Statins are a group of drugs that work to lower cholesterol levels, particularly the “bad cholesterol,” or the low-density lipoprotein known as LDL. The drugs work in two ways: They block an enzyme that is needed for cholesterol production, and they increase LDL receptors in the liver. (Cholesterol can only get into cells by binding to specific receptors that remove the LDL from blood. The extra receptors that statins create help decrease the cholesterol levels.) As Americans are more aware that high cholesterol is a major risk factor for heart disease, statins have become increasingly popular.
What recent study indicated that certain statin drugs can lower the risk of amputation of the extremities, especially for people with diabetes?
Although giving cholesterol-lowering statins to people with type 2 diabetes has been around since 2010, the studies conducted have not been extensive. But a long-term study with close to 17,000 participants conducted in 2016 found that people with PAD (peripheral artery disease)-including many people with diabetes-seem to have a 22 to 33 percent lower risk of leg or other limb amputation when taking statins. The statins, many of them routinely supplied to people who have PAD, apparently lower cholesterol levels enough to cut back on the formation of arterial plaque. For many people with diabetes, the statin dosage has to be high, and if they can tolerate the medication-along with making other lifestyle changes (such as exercising and not smoking)-they can often lower their risk of amputation. (For more about PAD, see this chapter.)

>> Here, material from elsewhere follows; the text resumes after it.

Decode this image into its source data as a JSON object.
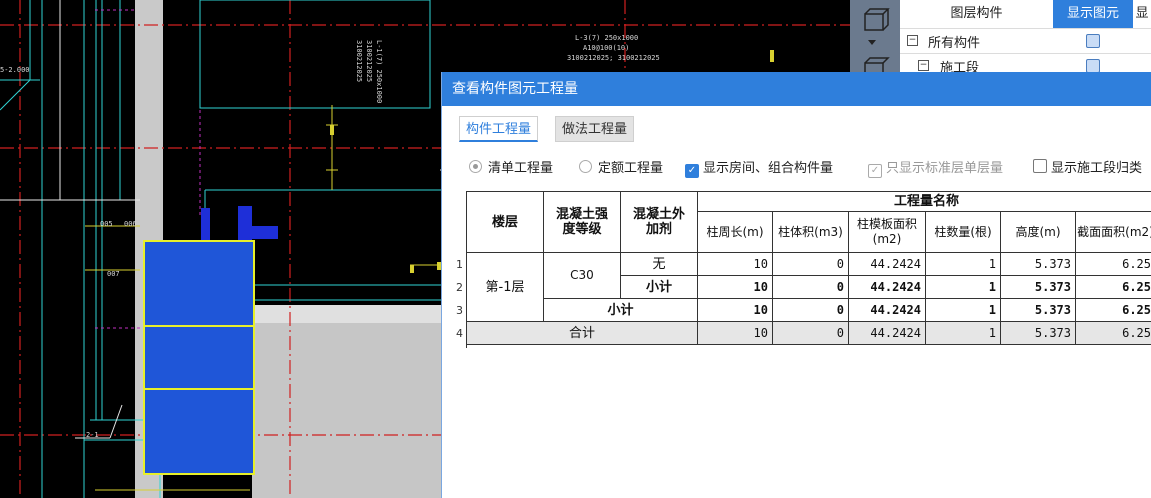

Can statins increase the risk of developing diabetes?
No one really knows, but a study presented in 2015 suggested that statins can increase the risk of developing type 2 diabetes. In particular, the drugs appear to increase a person’s insulin resistance and also impair the ability of the pancreas to secrete insulin. But more research needs to be done, as this study pertained only to the risk of developing diabetes-and was limited to men.
What are triglycerides?
Triglycerides are a type of fat (lipid) found in the blood. When a person consumes a meal or snack, the body converts any of the calories it does not need to use right away into triglycerides. This is stored in the fat cells. If a person needs energy, then certain hormones allow the triglycerides to be released into the bloodstream. Because, like cholesterol, triglycerides cannot dissolve in the blood, they circulate throughout the body with the help of proteins called lipoproteins.
What is dyslipidemia (or dyslipidaemia)?
Dyslipidemia is a condition in which a person has an abnormal amount of lipids (mainly triglycerides), cholesterol, or both. It can also mean the person has high triglycerides, low HDL cholesterol, and often type 2 diabetes. (The most common type is called hyperlipidemia, or elevated lipid levels). Dyslipidemia is divided in two ways by researchers: by phenotype, or the way it is presented in the body (including the specific type of lipid that is increased in the body), and by etiology, or the reason for the condition (such as if it is genetic or secondary to another condition). Because of its connection to fats and to being overweight or obese, dyslipidemia is often associated with people who have type 2 diabetes-and vice versa.